At Wicken there is a perceived risk that the Konik ponies are in some way more of a risk because of their behaviour than usual farm livestock. This has even been recognised by the Highway Authority Cambridgeshire County Council
‘Landscape restoration projects such as Wicken Fen may run animal herds to manage the vegetation. It can be helpful to remember that these animals may react differently from farm stock.’
The description of the farm livestock that they ‘should not generally present any threat’, rather implies that the herds at Wicken would pose a safety threat. Why would that be?
The Konik herd at Wicken contains stallions and uncut colts as part of a ‘natural breeding’ project. This is in many ways based on the management of the Oostvaardersplassen reserve in Holland – a large area of wetland with no public access. It is the presence of ‘entires’ that drive the risk to the public passing through the grazing enclosures – particularly those on horseback. Stallions and colts may try to recruit mares or challenge geldings, putting both the horses and their riders at risk. This is why local riders have pleaded for livestock free through routes. As a breeding herd, mares with foals also pose a risk to the public. The sight of mares and foals may encourage the public to seek a closer look. Mares can be unpredictable and ‘foal proud’, and will suddenly attack an unwary onlooker.
While the HSE guidelines Cattle and Public Access (AIS 17EW) does not refer to horses, as horses are not a usual ‘agricultural’ animal in the UK, the guidelines for the safe management of ‘entires’ and breeding herds is as valid for horses as it is for cattle.
The Koniks at Wicken are not wild (although they are allowed to live naturally) nor are they feral (domestic escapes into the wild). They are livestock, therefore the liability for the animals and all the ‘works’ associated with them is the responsibility of the National Trust under the Occupiers Liability Acts, the Health and Safety at Work Act, and the Animals Act.
Throughout the consultation process, and at the Local User Forum, horse riders have over and over again objected to the use of gated livestock crossings on public rights of way that are used as through routes. We have been given choices based on the requirements of the NT, and not been given a user’s choice of no gates.
As far back as 2006 we alerted the NT to the difficulties of crossing Harrison’s Drove with livestock, and suggested that an up and over livestock bridge was the only solution.
Although dialogue and demonstrations of various gates and latches are valuable, it is very important that individual riders and the Fenland Bridleway Association do not agree or approve the design of any of the structures associated with the security of the NT’s livestock, as this could be considered as part liability for any accident occurring at an ‘approved’ structure.

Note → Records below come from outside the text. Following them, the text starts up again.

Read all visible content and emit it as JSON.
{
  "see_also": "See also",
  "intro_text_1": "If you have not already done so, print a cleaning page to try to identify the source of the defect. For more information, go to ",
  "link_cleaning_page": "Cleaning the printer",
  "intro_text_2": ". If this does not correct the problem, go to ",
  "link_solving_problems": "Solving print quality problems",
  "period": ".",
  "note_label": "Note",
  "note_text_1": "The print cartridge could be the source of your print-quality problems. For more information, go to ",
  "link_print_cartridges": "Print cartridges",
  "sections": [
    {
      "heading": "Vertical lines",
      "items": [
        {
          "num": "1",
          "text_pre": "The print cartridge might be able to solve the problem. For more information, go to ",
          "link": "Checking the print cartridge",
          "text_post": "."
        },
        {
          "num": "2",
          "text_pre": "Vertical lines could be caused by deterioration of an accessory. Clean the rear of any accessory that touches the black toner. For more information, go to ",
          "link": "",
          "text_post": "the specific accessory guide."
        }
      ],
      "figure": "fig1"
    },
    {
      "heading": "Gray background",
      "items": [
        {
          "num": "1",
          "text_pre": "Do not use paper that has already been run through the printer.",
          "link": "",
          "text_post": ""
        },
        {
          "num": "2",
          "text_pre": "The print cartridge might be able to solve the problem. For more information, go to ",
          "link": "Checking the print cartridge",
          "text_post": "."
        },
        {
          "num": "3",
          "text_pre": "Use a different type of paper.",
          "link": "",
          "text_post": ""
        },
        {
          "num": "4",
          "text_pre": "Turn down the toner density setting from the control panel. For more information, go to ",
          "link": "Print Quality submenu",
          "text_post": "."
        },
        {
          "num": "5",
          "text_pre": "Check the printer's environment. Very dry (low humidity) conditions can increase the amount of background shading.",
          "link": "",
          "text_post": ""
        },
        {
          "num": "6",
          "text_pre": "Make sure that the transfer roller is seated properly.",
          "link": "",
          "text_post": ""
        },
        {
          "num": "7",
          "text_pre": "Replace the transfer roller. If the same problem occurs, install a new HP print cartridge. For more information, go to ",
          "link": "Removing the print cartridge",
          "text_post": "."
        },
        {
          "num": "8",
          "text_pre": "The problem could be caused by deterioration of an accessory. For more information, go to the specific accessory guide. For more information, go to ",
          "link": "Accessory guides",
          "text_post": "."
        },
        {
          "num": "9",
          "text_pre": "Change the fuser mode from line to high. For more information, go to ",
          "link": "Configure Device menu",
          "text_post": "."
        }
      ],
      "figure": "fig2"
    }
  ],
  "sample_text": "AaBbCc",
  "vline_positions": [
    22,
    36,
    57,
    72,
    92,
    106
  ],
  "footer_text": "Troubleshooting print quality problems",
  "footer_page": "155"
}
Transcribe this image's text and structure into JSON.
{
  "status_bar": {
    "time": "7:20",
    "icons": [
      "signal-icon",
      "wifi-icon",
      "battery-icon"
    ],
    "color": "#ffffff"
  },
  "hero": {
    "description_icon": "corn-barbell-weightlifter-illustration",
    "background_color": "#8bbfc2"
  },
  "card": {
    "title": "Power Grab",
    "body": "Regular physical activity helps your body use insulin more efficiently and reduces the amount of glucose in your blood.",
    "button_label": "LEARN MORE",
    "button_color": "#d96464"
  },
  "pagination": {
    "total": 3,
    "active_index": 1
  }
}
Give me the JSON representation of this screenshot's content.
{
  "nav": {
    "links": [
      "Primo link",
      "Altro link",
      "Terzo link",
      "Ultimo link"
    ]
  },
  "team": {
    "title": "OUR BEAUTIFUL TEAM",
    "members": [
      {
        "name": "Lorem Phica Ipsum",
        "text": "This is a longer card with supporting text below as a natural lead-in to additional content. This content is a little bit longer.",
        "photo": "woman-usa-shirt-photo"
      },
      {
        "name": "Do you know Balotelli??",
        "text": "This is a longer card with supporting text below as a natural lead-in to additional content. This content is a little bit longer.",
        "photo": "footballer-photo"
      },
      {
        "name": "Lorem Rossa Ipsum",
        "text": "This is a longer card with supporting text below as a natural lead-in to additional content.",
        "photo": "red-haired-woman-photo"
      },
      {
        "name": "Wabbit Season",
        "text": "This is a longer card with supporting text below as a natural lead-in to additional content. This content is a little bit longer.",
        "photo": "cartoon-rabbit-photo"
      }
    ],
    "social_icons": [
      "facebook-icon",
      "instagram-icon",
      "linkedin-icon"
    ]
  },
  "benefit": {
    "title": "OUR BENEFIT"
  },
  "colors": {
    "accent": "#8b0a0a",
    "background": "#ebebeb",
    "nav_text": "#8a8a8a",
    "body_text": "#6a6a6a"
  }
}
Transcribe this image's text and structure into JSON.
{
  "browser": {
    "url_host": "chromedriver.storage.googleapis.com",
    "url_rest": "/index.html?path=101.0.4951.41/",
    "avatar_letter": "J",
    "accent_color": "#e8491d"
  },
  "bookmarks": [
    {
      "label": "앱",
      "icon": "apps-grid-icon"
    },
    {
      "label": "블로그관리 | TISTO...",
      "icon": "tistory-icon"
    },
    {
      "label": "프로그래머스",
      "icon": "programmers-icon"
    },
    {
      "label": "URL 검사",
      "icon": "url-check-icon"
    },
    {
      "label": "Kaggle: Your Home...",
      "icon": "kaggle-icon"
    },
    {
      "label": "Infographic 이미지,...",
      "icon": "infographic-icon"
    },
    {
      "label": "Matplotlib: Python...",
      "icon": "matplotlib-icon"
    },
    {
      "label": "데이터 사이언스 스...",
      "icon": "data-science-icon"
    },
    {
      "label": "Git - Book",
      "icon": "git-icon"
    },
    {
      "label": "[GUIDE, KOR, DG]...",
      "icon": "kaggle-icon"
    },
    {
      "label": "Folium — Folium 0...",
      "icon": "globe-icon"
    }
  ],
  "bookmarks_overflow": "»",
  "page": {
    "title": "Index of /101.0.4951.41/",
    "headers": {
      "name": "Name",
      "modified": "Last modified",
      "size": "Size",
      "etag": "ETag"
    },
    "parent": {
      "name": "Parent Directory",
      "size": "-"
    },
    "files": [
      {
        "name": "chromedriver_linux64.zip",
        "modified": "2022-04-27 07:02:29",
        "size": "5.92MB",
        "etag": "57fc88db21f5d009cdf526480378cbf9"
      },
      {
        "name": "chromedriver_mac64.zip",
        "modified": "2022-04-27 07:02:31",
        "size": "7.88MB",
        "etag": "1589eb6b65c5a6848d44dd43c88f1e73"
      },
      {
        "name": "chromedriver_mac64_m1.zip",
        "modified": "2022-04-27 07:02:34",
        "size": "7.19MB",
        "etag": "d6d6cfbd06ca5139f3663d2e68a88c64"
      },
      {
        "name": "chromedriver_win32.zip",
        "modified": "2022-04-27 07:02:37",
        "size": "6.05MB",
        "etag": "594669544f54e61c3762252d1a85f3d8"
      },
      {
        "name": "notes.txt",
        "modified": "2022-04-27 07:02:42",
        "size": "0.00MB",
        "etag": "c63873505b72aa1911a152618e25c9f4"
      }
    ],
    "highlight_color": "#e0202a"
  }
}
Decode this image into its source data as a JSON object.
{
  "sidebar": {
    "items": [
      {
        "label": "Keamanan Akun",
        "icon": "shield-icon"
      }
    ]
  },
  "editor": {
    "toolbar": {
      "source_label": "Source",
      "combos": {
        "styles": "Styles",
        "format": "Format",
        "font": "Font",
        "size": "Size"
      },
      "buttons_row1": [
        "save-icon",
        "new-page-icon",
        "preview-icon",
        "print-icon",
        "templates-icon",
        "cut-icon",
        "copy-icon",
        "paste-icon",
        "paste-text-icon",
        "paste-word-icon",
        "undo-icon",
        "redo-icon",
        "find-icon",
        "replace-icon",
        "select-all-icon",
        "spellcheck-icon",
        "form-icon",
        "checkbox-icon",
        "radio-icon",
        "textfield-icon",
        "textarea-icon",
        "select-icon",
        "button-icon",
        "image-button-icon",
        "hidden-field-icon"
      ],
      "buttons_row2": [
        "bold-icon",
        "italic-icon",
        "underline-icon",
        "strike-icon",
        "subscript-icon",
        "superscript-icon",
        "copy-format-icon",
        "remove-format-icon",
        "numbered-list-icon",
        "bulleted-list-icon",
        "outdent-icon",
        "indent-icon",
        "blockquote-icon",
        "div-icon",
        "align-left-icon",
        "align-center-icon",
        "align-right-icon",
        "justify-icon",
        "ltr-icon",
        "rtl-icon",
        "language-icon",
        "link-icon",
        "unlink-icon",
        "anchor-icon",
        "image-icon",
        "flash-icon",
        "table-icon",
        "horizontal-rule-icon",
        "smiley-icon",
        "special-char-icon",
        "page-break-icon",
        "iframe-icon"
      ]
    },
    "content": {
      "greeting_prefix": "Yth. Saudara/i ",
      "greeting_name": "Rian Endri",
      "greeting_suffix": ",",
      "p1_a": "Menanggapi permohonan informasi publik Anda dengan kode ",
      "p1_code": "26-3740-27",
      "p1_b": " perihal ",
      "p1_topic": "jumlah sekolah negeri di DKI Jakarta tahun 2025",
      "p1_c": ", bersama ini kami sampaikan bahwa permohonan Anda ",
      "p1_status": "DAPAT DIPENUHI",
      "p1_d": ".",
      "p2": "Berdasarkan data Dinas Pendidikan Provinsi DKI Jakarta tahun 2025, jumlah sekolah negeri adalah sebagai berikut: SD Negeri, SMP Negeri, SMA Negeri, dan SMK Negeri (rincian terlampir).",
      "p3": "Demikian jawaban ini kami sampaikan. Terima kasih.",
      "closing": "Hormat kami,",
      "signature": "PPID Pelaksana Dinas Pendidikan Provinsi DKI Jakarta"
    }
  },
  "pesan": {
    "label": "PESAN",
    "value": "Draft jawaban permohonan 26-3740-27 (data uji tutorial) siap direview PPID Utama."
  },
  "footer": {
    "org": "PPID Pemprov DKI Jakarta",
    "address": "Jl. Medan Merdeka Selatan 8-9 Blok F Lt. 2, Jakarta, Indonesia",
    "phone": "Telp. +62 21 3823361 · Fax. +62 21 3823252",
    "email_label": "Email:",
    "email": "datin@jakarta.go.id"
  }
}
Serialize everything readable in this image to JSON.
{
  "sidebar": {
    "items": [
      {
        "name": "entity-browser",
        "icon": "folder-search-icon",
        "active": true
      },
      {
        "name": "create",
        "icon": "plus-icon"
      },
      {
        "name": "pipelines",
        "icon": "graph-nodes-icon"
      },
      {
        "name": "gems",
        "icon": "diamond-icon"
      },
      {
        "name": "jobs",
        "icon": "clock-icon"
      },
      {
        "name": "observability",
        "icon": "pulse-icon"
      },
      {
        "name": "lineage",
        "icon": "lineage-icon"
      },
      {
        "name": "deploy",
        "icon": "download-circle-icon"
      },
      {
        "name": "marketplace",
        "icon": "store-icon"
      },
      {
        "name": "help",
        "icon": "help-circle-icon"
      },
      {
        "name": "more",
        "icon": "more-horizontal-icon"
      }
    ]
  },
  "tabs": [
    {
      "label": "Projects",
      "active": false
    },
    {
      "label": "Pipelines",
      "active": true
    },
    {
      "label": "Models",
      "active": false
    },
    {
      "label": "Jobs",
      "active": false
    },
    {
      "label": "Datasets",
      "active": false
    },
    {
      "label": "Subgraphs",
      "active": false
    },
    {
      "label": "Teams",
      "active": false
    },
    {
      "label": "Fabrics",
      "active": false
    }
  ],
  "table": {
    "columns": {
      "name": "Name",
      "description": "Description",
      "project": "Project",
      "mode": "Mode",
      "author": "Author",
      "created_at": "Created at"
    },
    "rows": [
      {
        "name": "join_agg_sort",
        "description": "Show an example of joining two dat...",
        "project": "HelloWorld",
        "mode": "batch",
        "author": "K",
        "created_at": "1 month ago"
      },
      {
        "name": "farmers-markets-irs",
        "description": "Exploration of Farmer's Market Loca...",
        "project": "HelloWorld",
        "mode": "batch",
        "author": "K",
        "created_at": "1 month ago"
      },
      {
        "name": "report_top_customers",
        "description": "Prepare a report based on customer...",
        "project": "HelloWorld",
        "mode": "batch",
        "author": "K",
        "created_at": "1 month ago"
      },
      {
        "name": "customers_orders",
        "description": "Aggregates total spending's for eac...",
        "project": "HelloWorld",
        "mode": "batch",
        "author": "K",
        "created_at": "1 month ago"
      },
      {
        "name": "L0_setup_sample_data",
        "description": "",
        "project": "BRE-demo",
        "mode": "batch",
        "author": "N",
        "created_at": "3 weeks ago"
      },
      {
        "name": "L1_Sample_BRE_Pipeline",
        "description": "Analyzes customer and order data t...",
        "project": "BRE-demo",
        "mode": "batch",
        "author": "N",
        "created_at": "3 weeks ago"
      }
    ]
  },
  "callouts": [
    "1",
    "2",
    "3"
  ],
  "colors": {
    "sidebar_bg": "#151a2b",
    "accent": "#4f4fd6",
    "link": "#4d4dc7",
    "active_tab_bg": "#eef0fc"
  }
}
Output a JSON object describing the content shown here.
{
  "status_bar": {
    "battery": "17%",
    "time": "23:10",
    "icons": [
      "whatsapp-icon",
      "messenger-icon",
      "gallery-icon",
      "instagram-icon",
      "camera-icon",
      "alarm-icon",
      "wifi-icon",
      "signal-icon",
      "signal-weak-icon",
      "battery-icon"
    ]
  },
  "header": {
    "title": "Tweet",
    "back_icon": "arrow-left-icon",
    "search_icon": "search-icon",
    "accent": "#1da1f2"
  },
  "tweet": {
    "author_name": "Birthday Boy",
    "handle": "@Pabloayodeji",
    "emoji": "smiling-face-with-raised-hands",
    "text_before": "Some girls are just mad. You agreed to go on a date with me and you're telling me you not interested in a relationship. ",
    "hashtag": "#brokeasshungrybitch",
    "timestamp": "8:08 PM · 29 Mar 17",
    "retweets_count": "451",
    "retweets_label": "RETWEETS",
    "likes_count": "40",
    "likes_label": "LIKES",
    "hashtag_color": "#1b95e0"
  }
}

Also, once ‘approved’ by riders and the Bridleway Association, any difficulty with the gates by riders could be considered as being poor horsemanship.
Apparent approval happens very easily. Joy Fuller and I met you on Friday 20 April 2012 at the box bridleway gates on Priory Drove, so that you could witness how difficult these multiple gates are for a mounted horse rider. We pointed out the dangers as we saw them, and Joy concluded with you that she was unable to use the gates without assistance, and therefore the customary use of this route was lost to her.
We were then very shocked to receive an e-mail from you listing all the changes to the gates that we had apparently approved. In my reply I stated very clearly, and state again ‘We do not condone the use of box bridleway gates; nor will we acquiesce to seeing them rolled out as the model for all livestock crossings in the Vision Area.’
Now, in the light of my understanding of the potential for liability, I cannot express strongly enough to all concerned with development of any gated livestock crossings on public rights of way and other customary access routes through land parcels containing cattle and the Konik breeding herd that local users and members of the Local Access Forum, particularly in the minutes of any meeting, make clear that they do not accept liability for any of the structures proposed or built by the National Trust.